There is a phrase that has been thrown around quite a bit lately called “Toxic Masculinity”. This term usually refers to a stereotype of men as dominant, aggressive, unemotional and sexually aggressive, both collectively and as individuals. Obviously this term has been used by many as a derogatory term any time a male figure does something that offends the status quo of group-think.
Masculinity in itself cannot be toxic, neither can femininity. However, we can’t deny the effect this term has and its use in our current culture as a perceived problem to some in the world around us.
What I want to talk about though is Toxic Christianity. If we insert religion into this definition we see the idea that Toxic Christianity is a stereotype of Christianity as dominant, aggressive, unemotional etc…
Everyone whether Christian or not has experienced some form of Toxic Christianity. Perhaps you have been on the receiving end of this and in other cases you have been the one dishing out this toxic form of our faith but toxic Christianity may not be exactly what you are thinking of.
Some may consider this to mean those who are adamantly preaching “Hell-fire and Brimstone” to anyone who will listen with no regard to grace or compassion. To others Toxic Christianity may mean those who preach “God is love” only, leaving out vital pieces of Biblical doctrine or theology. I present to you that it means both.

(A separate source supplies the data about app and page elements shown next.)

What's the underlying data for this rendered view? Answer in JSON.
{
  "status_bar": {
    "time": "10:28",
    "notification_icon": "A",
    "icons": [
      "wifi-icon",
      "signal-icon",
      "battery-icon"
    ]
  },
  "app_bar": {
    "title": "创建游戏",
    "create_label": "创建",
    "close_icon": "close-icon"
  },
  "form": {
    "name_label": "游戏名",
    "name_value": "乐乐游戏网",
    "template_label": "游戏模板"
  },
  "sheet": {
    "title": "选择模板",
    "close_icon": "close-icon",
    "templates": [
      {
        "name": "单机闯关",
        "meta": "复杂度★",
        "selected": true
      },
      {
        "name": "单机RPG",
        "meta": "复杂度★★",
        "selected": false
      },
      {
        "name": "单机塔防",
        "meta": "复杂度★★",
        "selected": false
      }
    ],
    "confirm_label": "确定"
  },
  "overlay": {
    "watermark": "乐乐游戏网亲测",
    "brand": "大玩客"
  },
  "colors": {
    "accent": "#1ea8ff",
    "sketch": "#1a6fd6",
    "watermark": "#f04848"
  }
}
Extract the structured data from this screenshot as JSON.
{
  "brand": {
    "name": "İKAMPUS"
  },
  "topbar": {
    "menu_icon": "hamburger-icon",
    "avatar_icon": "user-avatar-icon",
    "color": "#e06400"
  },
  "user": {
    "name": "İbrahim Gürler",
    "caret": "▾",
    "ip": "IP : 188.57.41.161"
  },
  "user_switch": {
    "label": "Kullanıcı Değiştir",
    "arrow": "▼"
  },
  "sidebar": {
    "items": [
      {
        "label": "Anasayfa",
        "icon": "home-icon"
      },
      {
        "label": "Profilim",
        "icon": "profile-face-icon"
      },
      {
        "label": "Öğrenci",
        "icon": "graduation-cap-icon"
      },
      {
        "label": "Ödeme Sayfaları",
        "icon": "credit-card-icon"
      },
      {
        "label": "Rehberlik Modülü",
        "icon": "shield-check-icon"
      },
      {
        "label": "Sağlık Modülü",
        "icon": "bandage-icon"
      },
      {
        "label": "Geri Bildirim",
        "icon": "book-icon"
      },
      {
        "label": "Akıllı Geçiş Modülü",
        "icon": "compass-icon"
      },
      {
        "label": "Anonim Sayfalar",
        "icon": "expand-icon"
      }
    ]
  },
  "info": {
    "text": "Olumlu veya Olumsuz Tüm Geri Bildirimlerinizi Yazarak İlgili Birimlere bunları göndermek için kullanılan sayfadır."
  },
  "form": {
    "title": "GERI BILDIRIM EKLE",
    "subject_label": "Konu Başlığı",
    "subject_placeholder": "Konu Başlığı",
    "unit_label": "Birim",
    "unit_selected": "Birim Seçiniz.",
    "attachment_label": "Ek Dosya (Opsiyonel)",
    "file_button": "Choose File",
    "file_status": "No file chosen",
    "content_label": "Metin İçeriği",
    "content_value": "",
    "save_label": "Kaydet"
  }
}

Toxic Christianity is any type of purposeful or accidental misrepresentation of the Gospel of Jesus Christ. The reason it’s toxic is because without a full presentation of the truth, the gospel either saves you from nothing or offers no grace. When we present the Gospel without the compassion and understanding of what God has done, in love for His people we have a tendency to do so with malice or dare I say hatred in our hearts. The Gospel is presented like a weapon of threat. It becomes a presentation of God’s wrath over sin with little to no redemption.
If we present the Gospel in the sense of saying that “Jesus loves you” and wants to be your friend or companion we miss the importance of the wage of sin that we all owe to God, which is eternal death. We give people a false sense of life, love and joy without knowing why what we’ve already experienced isn’t true life, love and joy. The world is already in pursuit of their version of these things. For many people there is no need for further life, love and joy when what it would mean to the hearer is actually restrictive.
In other words, if my secular pursuit of the things that make me happy are tangible things I can see and experience, then the promise of further increase of that happiness means I have to “deny my flesh, pick up my cross and face persecution”, well I’m not interested. Without hearing of the pending wrath of God over my sin, there is no danger to the continued pursuit of the things of the flesh. I may as well continue with Earthly pursuits because it’s already something I’m working toward.
Even Paul stated this concept. That when the law came he died. He considered himself alive apart from the law and when sin was introduced, he died. (Rom 7:9). Paul wasn’t saying that if he would have died before hearing the law that he would have gone to Heaven. That would have certainly been contradictory to his emphasis on evangelism. Instead what Paul was saying that before he had heard of the law and the things of God, he had no reason to believe he was anything other than good to go.
Without a full presentation of both the wrath of God and his loving redemption, Christianity is toxic. It becomes a false representation of who God is and what he does. We must always be careful to assess ourselves and the way we represent the cross and the faith that has saved us. Move too far to from one end of the spectrum to the other and you enter into a territory that teaches of a God who is either too loving to judge our sin, or too wrathful to love. Neither of which are true.